§ **Material for this task**
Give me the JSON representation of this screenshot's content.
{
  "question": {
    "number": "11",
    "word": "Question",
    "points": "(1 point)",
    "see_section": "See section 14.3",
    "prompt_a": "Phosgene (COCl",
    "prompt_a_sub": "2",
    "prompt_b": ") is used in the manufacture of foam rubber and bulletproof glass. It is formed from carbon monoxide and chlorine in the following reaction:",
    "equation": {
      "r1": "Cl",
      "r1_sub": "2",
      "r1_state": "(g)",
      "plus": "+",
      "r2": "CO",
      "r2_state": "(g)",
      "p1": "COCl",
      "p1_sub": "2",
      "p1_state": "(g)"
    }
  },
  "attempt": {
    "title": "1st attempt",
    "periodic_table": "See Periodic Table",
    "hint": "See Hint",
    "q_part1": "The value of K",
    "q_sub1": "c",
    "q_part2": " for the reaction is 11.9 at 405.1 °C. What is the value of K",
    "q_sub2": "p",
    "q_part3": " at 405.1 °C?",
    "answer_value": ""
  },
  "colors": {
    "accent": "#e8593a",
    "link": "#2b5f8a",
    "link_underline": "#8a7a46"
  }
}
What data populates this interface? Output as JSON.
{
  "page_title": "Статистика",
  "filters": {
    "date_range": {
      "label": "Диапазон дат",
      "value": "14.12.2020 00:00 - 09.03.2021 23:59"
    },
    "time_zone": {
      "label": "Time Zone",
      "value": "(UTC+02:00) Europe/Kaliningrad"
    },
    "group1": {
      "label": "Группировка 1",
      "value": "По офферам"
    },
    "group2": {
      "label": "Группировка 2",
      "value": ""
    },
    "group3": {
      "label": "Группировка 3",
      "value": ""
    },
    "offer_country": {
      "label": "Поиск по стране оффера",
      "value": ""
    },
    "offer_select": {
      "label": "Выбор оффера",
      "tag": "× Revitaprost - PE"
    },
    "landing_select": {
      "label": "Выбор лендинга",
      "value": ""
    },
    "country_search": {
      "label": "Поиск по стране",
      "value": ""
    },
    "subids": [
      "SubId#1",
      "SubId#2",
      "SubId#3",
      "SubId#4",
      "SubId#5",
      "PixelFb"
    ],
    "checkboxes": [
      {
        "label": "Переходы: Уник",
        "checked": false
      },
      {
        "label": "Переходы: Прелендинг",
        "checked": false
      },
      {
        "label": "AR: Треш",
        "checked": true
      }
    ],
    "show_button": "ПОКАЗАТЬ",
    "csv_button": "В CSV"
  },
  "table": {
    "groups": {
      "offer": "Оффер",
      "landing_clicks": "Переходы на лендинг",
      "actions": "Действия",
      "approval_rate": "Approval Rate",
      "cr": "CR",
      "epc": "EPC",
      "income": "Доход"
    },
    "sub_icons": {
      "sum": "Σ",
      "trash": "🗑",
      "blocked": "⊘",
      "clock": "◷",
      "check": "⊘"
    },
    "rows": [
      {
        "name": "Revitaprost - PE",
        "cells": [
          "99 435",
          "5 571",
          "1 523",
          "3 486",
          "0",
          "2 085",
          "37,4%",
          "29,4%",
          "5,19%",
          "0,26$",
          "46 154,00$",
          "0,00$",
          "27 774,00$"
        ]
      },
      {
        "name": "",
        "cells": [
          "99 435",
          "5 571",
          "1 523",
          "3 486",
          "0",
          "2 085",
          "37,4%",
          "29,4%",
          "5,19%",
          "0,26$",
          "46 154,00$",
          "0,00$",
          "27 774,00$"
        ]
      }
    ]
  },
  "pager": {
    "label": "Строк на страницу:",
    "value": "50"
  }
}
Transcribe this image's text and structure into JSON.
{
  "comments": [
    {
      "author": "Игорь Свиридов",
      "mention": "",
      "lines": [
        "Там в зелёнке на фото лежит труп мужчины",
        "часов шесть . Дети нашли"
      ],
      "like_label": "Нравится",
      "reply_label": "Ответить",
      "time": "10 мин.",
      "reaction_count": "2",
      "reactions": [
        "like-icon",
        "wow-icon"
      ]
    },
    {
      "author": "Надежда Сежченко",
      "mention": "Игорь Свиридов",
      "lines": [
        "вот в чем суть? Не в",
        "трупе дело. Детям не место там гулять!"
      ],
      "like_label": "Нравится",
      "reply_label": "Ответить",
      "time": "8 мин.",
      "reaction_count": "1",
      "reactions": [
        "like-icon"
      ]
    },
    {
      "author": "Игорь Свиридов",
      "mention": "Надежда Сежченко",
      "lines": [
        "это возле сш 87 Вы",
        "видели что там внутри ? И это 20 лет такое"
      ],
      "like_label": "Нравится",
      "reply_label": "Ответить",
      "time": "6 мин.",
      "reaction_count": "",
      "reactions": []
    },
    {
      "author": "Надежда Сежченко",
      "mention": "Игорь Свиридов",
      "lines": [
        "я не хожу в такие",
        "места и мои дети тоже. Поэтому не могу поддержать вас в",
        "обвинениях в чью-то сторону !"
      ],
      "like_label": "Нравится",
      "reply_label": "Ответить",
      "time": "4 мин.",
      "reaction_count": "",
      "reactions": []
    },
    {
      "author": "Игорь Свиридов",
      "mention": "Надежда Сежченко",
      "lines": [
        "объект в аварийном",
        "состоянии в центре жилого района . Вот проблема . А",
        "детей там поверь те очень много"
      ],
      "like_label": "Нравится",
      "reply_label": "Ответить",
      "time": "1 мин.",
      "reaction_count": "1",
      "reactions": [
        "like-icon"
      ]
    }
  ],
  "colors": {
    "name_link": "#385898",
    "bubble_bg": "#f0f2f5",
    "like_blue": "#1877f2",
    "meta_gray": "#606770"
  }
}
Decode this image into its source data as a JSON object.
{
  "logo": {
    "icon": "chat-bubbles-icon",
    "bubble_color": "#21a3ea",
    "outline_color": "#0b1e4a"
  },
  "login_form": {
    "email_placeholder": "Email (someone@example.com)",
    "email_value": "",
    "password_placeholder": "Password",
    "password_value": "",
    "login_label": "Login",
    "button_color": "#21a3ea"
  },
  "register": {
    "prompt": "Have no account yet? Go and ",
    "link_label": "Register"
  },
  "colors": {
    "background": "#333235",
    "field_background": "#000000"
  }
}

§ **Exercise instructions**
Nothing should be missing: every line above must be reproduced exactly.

§ **Finished task**
Give me the JSON representation of this screenshot's content.
{
  "question": {
    "number": "11",
    "word": "Question",
    "points": "(1 point)",
    "see_section": "See section 14.3",
    "prompt_a": "Phosgene (COCl",
    "prompt_a_sub": "2",
    "prompt_b": ") is used in the manufacture of foam rubber and bulletproof glass. It is formed from carbon monoxide and chlorine in the following reaction:",
    "equation": {
      "r1": "Cl",
      "r1_sub": "2",
      "r1_state": "(g)",
      "plus": "+",
      "r2": "CO",
      "r2_state": "(g)",
      "p1": "COCl",
      "p1_sub": "2",
      "p1_state": "(g)"
    }
  },
  "attempt": {
    "title": "1st attempt",
    "periodic_table": "See Periodic Table",
    "hint": "See Hint",
    "q_part1": "The value of K",
    "q_sub1": "c",
    "q_part2": " for the reaction is 11.9 at 405.1 °C. What is the value of K",
    "q_sub2": "p",
    "q_part3": " at 405.1 °C?",
    "answer_value": ""
  },
  "colors": {
    "accent": "#e8593a",
    "link": "#2b5f8a",
    "link_underline": "#8a7a46"
  }
}
What data populates this interface? Output as JSON.
{
  "page_title": "Статистика",
  "filters": {
    "date_range": {
      "label": "Диапазон дат",
      "value": "14.12.2020 00:00 - 09.03.2021 23:59"
    },
    "time_zone": {
      "label": "Time Zone",
      "value": "(UTC+02:00) Europe/Kaliningrad"
    },
    "group1": {
      "label": "Группировка 1",
      "value": "По офферам"
    },
    "group2": {
      "label": "Группировка 2",
      "value": ""
    },
    "group3": {
      "label": "Группировка 3",
      "value": ""
    },
    "offer_country": {
      "label": "Поиск по стране оффера",
      "value": ""
    },
    "offer_select": {
      "label": "Выбор оффера",
      "tag": "× Revitaprost - PE"
    },
    "landing_select": {
      "label": "Выбор лендинга",
      "value": ""
    },
    "country_search": {
      "label": "Поиск по стране",
      "value": ""
    },
    "subids": [
      "SubId#1",
      "SubId#2",
      "SubId#3",
      "SubId#4",
      "SubId#5",
      "PixelFb"
    ],
    "checkboxes": [
      {
        "label": "Переходы: Уник",
        "checked": false
      },
      {
        "label": "Переходы: Прелендинг",
        "checked": false
      },
      {
        "label": "AR: Треш",
        "checked": true
      }
    ],
    "show_button": "ПОКАЗАТЬ",
    "csv_button": "В CSV"
  },
  "table": {
    "groups": {
      "offer": "Оффер",
      "landing_clicks": "Переходы на лендинг",
      "actions": "Действия",
      "approval_rate": "Approval Rate",
      "cr": "CR",
      "epc": "EPC",
      "income": "Доход"
    },
    "sub_icons": {
      "sum": "Σ",
      "trash": "🗑",
      "blocked": "⊘",
      "clock": "◷",
      "check": "⊘"
    },
    "rows": [
      {
        "name": "Revitaprost - PE",
        "cells": [
          "99 435",
          "5 571",
          "1 523",
          "3 486",
          "0",
          "2 085",
          "37,4%",
          "29,4%",
          "5,19%",
          "0,26$",
          "46 154,00$",
          "0,00$",
          "27 774,00$"
        ]
      },
      {
        "name": "",
        "cells": [
          "99 435",
          "5 571",
          "1 523",
          "3 486",
          "0",
          "2 085",
          "37,4%",
          "29,4%",
          "5,19%",
          "0,26$",
          "46 154,00$",
          "0,00$",
          "27 774,00$"
        ]
      }
    ]
  },
  "pager": {
    "label": "Строк на страницу:",
    "value": "50"
  }
}
Transcribe this image's text and structure into JSON.
{
  "comments": [
    {
      "author": "Игорь Свиридов",
      "mention": "",
      "lines": [
        "Там в зелёнке на фото лежит труп мужчины",
        "часов шесть . Дети нашли"
      ],
      "like_label": "Нравится",
      "reply_label": "Ответить",
      "time": "10 мин.",
      "reaction_count": "2",
      "reactions": [
        "like-icon",
        "wow-icon"
      ]
    },
    {
      "author": "Надежда Сежченко",
      "mention": "Игорь Свиридов",
      "lines": [
        "вот в чем суть? Не в",
        "трупе дело. Детям не место там гулять!"
      ],
      "like_label": "Нравится",
      "reply_label": "Ответить",
      "time": "8 мин.",
      "reaction_count": "1",
      "reactions": [
        "like-icon"
      ]
    },
    {
      "author": "Игорь Свиридов",
      "mention": "Надежда Сежченко",
      "lines": [
        "это возле сш 87 Вы",
        "видели что там внутри ? И это 20 лет такое"
      ],
      "like_label": "Нравится",
      "reply_label": "Ответить",
      "time": "6 мин.",
      "reaction_count": "",
      "reactions": []
    },
    {
      "author": "Надежда Сежченко",
      "mention": "Игорь Свиридов",
      "lines": [
        "я не хожу в такие",
        "места и мои дети тоже. Поэтому не могу поддержать вас в",
        "обвинениях в чью-то сторону !"
      ],
      "like_label": "Нравится",
      "reply_label": "Ответить",
      "time": "4 мин.",
      "reaction_count": "",
      "reactions": []
    },
    {
      "author": "Игорь Свиридов",
      "mention": "Надежда Сежченко",
      "lines": [
        "объект в аварийном",
        "состоянии в центре жилого района . Вот проблема . А",
        "детей там поверь те очень много"
      ],
      "like_label": "Нравится",
      "reply_label": "Ответить",
      "time": "1 мин.",
      "reaction_count": "1",
      "reactions": [
        "like-icon"
      ]
    }
  ],
  "colors": {
    "name_link": "#385898",
    "bubble_bg": "#f0f2f5",
    "like_blue": "#1877f2",
    "meta_gray": "#606770"
  }
}
Decode this image into its source data as a JSON object.
{
  "logo": {
    "icon": "chat-bubbles-icon",
    "bubble_color": "#21a3ea",
    "outline_color": "#0b1e4a"
  },
  "login_form": {
    "email_placeholder": "Email (someone@example.com)",
    "email_value": "",
    "password_placeholder": "Password",
    "password_value": "",
    "login_label": "Login",
    "button_color": "#21a3ea"
  },
  "register": {
    "prompt": "Have no account yet? Go and ",
    "link_label": "Register"
  },
  "colors": {
    "background": "#333235",
    "field_background": "#000000"
  }
}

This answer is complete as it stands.